It’s going to be my Dad again. I’d never say that I was always a big boxing fan – I loved Ricky Hatton, his style, his charisma, everything about him in the boxing ring was amazing. But my number one fan with boxing was my Dad. I lost him and year and half ago to cancer and that’s why he’s been my inspiration because he was fighting his fight while I was fighting mine. I was always doing it for my Dad and I still am now.
When you’re not playing and training, what else do you like to do?
Last year I think I did 40 flights, so I was out of the country for most of the year. So, I spend time with my family, my husband, I have lots of nieces and nephews, sister and my brothers, most importantly, my Mum. They’re very understanding, because a lot of time I had to sacrifice for weight making or I’m at a camp, so we try to spend the best time we can with each other.
Weight making must be a permanent issue for you?

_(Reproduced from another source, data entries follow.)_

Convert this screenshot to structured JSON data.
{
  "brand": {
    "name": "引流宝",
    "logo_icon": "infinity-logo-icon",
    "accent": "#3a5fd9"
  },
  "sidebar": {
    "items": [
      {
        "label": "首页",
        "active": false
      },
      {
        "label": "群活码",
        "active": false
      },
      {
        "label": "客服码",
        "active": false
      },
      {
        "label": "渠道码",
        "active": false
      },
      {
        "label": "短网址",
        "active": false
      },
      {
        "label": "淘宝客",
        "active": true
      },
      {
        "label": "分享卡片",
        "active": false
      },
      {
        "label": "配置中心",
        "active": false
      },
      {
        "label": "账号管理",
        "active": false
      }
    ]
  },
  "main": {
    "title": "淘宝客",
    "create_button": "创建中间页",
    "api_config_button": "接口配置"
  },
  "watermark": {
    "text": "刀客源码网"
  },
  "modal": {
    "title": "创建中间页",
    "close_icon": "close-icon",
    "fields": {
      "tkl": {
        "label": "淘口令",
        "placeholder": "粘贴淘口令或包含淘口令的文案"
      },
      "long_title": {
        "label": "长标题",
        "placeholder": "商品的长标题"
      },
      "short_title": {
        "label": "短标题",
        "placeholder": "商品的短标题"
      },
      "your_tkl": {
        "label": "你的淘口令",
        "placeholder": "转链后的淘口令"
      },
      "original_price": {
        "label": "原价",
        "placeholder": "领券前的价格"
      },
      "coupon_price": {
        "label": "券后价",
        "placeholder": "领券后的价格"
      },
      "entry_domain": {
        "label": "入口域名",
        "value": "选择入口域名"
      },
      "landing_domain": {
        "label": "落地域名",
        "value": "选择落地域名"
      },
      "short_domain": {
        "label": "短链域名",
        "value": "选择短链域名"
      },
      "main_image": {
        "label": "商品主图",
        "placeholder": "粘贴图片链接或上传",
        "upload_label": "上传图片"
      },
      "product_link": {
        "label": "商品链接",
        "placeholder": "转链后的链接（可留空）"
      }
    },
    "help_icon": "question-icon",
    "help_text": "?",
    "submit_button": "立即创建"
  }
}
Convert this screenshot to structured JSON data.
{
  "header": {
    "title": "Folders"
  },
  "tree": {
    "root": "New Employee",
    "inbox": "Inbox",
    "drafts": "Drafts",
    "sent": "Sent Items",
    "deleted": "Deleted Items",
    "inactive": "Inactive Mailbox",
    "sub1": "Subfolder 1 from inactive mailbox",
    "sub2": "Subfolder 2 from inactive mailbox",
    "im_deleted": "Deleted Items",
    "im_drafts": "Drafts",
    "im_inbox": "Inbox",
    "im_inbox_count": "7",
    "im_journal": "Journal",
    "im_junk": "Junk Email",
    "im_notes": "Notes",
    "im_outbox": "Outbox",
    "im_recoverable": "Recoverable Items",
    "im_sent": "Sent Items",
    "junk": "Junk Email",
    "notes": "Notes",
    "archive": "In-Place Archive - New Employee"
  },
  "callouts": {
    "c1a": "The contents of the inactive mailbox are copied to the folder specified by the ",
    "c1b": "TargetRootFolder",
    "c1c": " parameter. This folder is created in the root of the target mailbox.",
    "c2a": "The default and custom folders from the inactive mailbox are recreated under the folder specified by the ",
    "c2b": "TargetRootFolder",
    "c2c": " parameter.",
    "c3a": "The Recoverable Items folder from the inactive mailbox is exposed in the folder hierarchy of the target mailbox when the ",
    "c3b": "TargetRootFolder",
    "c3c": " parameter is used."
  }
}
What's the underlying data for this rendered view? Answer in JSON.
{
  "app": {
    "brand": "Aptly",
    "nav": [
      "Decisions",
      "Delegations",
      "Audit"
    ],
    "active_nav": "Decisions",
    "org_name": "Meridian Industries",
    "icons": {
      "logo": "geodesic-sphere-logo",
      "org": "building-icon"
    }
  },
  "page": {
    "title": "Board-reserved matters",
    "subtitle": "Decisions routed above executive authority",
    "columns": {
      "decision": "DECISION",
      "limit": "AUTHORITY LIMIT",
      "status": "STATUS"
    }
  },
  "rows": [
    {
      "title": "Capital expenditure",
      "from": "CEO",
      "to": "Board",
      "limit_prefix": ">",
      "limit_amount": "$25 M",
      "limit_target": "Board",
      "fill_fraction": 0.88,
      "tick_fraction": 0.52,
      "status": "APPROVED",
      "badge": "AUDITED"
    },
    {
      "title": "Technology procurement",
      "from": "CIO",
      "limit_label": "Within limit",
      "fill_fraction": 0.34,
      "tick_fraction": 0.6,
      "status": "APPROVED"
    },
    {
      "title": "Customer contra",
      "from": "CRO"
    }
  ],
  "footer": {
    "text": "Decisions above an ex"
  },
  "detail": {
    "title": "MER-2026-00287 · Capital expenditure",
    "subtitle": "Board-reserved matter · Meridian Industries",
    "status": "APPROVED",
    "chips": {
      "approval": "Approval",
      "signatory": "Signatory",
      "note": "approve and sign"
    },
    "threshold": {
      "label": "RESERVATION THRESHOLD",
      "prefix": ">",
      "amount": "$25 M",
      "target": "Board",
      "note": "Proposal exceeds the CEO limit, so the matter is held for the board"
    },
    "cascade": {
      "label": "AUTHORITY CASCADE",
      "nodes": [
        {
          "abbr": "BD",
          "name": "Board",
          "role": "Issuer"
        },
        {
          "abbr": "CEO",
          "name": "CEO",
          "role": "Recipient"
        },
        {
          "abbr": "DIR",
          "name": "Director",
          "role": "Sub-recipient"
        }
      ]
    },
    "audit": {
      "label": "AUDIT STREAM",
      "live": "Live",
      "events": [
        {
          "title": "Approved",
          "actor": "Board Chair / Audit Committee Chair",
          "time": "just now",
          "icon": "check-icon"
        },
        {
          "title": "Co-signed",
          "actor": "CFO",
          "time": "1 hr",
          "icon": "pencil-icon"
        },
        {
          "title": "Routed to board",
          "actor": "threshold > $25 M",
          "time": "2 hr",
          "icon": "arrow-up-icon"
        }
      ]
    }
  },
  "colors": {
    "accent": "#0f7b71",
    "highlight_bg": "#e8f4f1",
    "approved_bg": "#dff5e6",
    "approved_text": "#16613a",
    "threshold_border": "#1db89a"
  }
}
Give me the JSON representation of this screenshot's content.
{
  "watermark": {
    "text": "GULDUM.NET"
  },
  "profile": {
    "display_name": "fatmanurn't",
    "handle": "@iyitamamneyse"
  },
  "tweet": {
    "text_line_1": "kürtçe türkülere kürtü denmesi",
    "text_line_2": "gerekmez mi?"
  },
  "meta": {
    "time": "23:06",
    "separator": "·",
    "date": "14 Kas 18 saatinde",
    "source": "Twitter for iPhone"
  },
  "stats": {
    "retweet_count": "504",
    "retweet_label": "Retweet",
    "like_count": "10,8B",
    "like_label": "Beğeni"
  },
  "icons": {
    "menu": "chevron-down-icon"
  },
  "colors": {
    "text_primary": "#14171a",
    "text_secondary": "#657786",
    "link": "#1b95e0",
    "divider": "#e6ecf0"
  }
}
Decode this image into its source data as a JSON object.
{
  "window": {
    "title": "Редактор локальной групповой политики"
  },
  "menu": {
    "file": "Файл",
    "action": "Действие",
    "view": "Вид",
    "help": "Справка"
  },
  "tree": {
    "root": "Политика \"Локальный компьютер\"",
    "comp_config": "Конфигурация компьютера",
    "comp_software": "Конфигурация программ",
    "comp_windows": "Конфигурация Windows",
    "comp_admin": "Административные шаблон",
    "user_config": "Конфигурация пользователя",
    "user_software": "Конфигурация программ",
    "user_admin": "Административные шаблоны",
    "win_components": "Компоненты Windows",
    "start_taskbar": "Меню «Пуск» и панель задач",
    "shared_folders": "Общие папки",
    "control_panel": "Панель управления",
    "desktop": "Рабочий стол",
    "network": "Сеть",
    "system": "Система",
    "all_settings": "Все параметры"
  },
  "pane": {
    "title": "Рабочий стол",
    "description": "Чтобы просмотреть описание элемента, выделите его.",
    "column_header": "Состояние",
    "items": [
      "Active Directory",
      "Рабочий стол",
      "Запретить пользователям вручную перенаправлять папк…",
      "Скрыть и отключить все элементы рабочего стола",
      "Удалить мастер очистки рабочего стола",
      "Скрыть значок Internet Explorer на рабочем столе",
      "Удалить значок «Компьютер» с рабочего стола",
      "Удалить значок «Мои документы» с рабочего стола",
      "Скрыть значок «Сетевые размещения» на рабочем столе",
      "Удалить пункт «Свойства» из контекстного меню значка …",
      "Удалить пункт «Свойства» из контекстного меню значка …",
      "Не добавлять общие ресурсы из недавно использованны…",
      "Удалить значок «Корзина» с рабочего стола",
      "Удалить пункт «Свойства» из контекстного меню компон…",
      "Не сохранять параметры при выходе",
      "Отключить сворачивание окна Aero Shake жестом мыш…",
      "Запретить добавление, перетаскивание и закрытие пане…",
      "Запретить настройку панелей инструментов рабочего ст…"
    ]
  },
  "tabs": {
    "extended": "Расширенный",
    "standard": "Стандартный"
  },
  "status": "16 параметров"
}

We have certain allowances if we’re at camp – we can’t be anything above 5% over our boxing weight and then obviously when you’ve a competition you’ve got to bring your weight down to competition weight. Yes, you are sacrificing a lot of things, every day of your life really. But I won’t say I don’t have treats though. If I’ve got a competition coming up, I’m strict, I’m on it. But I might have a miniature bag of Cadbury buttons. If I’ve not got a competition coming up, I’ll have a treat night and go out for a meal.
What advice would you give to women about getting into sport in general?
It’s just such a good a thing to do and it’s not just the fitness. It’s good for de-stressing, relaxing, making new friends, socialising. That’s got to make you feel good. And if you’ve trained hard all week and you want a treat you can say well I trained hard this week and I’ll be training hard next week.
So GB boxing all get on as a team?
Yeah, GB Boxing in Sheffield is fantastic. I share a house with Sandy Ryan, who also came back from the World Championships with a silver medal. We have a trip to the pictures on a Wednesday night
Have you got a favourite boxing film?
Million Dollar Baby is a really good film.
Hannah Dunleavy is the deputy editor of Standard Issue. She likes whisky and not having to run anywhere.